== Information supplied ==
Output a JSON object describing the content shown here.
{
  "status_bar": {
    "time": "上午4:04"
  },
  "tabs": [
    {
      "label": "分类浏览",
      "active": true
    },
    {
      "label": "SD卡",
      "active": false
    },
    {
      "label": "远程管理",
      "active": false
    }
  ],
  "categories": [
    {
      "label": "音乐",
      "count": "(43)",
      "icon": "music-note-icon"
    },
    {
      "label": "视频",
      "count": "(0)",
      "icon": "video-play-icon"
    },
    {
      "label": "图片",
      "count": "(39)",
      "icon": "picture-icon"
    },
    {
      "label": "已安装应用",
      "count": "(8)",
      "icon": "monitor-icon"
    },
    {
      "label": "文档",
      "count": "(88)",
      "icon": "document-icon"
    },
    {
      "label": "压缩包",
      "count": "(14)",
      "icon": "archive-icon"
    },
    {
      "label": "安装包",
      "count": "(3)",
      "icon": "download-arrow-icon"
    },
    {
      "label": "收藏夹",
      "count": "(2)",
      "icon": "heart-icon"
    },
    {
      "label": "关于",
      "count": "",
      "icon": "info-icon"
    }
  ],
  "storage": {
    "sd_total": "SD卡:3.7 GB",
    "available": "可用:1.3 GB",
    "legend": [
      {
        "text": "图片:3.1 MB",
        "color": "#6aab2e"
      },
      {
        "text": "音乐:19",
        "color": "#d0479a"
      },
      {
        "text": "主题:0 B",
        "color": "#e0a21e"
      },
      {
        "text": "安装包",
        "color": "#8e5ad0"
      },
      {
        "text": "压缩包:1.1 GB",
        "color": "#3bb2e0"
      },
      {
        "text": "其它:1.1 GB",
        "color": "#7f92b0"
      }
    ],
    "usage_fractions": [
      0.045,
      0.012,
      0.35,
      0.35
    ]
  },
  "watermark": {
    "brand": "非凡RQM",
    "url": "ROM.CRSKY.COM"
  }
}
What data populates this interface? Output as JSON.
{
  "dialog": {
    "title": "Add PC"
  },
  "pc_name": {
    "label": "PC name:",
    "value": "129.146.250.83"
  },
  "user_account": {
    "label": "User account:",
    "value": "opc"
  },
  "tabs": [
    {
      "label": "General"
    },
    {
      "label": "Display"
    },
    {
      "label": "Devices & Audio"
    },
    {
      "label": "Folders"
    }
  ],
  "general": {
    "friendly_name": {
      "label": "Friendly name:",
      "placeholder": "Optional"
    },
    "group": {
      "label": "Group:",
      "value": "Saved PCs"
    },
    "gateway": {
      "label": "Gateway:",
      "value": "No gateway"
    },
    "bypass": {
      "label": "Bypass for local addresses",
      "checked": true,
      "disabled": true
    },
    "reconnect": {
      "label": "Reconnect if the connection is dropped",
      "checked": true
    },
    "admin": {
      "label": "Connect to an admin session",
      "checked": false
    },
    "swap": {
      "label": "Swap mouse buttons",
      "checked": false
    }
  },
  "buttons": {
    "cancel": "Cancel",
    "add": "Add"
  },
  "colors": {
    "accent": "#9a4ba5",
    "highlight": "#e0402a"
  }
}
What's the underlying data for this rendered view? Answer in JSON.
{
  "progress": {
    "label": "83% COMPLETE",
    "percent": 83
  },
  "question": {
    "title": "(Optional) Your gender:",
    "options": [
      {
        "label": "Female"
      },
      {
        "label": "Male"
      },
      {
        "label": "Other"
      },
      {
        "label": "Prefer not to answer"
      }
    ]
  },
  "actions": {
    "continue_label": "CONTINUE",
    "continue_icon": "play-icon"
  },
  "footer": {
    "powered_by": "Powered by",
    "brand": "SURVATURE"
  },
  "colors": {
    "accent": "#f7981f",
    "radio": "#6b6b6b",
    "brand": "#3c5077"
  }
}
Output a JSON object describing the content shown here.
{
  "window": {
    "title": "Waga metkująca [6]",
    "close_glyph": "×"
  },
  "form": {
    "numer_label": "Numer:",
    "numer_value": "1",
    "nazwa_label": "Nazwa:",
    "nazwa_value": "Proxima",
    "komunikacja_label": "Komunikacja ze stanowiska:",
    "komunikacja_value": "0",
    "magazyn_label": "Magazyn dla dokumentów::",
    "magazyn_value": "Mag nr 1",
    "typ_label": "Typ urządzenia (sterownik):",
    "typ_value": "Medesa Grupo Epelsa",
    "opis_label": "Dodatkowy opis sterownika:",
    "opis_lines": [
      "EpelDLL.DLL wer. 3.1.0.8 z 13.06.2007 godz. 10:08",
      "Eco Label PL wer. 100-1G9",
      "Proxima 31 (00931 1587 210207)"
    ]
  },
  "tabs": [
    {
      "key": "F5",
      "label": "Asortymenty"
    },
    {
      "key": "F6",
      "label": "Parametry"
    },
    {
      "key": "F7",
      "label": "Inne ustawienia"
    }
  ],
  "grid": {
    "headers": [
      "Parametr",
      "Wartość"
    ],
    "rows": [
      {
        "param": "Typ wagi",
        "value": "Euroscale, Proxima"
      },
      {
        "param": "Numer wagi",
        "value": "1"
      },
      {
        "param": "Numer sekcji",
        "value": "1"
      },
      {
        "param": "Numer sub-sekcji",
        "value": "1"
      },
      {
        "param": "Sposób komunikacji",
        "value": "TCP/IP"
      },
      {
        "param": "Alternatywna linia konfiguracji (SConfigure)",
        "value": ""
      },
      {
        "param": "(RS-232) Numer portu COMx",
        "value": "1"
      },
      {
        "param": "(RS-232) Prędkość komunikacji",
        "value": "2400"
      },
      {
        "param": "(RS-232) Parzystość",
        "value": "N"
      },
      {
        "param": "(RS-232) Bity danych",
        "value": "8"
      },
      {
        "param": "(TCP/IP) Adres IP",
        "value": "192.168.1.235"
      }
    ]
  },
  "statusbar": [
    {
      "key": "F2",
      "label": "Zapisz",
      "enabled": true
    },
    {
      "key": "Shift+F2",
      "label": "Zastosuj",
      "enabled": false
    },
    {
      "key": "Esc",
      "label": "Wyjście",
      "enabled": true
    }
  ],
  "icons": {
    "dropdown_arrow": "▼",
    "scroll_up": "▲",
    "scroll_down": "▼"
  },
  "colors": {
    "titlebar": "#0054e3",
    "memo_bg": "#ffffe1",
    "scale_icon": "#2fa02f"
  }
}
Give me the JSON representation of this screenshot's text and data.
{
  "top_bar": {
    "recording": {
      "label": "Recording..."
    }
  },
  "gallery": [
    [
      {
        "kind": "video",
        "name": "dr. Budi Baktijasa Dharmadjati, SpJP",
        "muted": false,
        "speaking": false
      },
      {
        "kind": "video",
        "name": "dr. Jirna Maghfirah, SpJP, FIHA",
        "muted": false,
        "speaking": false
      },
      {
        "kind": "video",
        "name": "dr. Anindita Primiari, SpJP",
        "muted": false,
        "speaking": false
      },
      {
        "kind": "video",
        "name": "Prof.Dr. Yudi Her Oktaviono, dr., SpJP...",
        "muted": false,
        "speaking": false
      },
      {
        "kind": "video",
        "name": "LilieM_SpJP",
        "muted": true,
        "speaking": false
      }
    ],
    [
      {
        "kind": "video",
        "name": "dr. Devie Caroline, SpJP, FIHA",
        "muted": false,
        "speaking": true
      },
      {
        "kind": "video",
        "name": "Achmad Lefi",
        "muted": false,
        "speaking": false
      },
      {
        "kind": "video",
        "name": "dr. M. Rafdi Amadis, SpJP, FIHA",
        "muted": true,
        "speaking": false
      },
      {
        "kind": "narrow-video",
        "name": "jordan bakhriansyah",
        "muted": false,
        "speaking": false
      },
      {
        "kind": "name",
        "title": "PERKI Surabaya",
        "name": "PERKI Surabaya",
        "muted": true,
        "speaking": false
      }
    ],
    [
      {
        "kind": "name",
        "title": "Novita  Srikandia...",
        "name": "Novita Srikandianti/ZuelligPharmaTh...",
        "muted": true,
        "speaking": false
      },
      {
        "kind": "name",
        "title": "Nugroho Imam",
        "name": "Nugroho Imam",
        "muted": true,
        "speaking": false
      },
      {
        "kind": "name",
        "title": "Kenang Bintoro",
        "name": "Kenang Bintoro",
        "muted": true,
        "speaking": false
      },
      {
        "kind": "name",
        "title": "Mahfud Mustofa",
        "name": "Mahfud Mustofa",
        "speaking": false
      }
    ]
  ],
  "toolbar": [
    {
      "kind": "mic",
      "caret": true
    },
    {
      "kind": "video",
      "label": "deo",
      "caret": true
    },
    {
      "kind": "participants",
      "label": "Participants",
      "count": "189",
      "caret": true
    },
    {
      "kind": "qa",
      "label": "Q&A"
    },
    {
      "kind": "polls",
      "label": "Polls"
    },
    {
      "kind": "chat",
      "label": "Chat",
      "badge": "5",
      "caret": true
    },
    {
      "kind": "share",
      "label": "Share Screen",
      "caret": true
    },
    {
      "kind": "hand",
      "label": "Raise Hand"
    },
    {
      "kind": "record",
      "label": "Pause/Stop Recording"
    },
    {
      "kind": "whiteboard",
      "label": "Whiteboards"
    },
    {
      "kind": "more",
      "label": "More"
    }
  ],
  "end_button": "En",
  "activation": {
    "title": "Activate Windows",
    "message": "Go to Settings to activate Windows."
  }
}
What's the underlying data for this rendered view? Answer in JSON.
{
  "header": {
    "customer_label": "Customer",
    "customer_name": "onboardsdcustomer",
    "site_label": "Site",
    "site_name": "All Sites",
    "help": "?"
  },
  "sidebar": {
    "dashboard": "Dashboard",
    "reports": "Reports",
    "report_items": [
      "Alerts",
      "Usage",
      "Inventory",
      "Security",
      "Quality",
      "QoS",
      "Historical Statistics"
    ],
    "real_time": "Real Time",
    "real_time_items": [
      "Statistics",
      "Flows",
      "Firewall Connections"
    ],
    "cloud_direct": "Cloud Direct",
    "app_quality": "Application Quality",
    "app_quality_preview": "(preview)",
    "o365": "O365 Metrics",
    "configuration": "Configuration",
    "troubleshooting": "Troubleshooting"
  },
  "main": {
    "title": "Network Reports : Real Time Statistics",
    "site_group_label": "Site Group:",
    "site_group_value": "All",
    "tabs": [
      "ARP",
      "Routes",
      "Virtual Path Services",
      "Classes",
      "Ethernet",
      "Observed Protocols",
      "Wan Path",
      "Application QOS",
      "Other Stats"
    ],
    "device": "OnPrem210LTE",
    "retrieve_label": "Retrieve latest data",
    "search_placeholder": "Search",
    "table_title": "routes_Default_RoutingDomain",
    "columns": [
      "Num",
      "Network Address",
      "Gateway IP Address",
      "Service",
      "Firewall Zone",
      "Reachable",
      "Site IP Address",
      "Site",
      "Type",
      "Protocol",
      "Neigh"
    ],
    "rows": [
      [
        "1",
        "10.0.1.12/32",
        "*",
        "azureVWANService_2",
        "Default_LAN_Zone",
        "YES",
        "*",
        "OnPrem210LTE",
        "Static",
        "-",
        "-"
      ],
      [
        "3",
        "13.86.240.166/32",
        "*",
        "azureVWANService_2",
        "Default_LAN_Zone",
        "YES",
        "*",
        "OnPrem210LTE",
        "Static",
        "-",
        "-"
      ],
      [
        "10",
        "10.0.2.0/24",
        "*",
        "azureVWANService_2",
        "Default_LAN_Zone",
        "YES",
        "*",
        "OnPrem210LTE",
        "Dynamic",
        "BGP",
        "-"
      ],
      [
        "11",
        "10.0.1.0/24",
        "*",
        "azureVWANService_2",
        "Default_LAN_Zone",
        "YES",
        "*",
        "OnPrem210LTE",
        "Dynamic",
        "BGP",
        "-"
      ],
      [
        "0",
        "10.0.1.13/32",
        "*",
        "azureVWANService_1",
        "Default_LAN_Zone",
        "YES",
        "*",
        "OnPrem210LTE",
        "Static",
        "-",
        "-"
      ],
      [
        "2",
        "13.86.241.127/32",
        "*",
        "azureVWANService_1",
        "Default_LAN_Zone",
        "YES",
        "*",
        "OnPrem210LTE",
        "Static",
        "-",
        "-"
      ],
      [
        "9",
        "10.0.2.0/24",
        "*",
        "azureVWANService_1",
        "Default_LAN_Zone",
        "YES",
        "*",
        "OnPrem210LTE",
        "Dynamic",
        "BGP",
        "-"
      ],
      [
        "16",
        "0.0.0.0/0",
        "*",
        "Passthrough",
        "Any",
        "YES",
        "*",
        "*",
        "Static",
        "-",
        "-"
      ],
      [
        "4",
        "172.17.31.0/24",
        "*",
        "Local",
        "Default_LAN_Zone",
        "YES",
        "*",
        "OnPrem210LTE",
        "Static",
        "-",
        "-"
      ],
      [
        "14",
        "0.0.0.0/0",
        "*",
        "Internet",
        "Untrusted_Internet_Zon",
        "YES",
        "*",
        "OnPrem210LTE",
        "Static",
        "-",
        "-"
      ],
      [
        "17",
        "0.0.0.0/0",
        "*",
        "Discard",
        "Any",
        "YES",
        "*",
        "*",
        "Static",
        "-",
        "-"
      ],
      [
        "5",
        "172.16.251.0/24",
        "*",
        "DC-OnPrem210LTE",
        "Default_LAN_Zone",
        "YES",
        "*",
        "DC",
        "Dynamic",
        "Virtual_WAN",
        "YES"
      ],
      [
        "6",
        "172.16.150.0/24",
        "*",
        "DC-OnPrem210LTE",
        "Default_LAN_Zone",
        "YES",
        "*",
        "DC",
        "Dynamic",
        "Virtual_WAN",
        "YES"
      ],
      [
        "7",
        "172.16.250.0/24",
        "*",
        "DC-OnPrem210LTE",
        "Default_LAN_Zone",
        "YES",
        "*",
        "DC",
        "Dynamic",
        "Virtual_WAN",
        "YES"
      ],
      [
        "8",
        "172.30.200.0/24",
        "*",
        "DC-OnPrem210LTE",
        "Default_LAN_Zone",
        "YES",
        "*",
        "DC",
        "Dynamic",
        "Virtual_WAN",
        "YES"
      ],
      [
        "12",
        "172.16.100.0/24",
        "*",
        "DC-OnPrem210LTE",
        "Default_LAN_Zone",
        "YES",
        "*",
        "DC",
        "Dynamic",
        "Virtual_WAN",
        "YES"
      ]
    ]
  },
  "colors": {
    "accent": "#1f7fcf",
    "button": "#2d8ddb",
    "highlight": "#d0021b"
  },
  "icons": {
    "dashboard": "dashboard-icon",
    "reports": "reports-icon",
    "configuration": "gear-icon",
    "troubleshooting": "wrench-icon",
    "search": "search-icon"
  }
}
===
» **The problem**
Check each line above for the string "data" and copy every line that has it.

» **Answer**
What data populates this interface? Output as JSON.
What's the underlying data for this rendered view? Answer in JSON.
Give me the JSON representation of this screenshot's text and data.
What's the underlying data for this rendered view? Answer in JSON.
    "retrieve_label": "Retrieve latest data",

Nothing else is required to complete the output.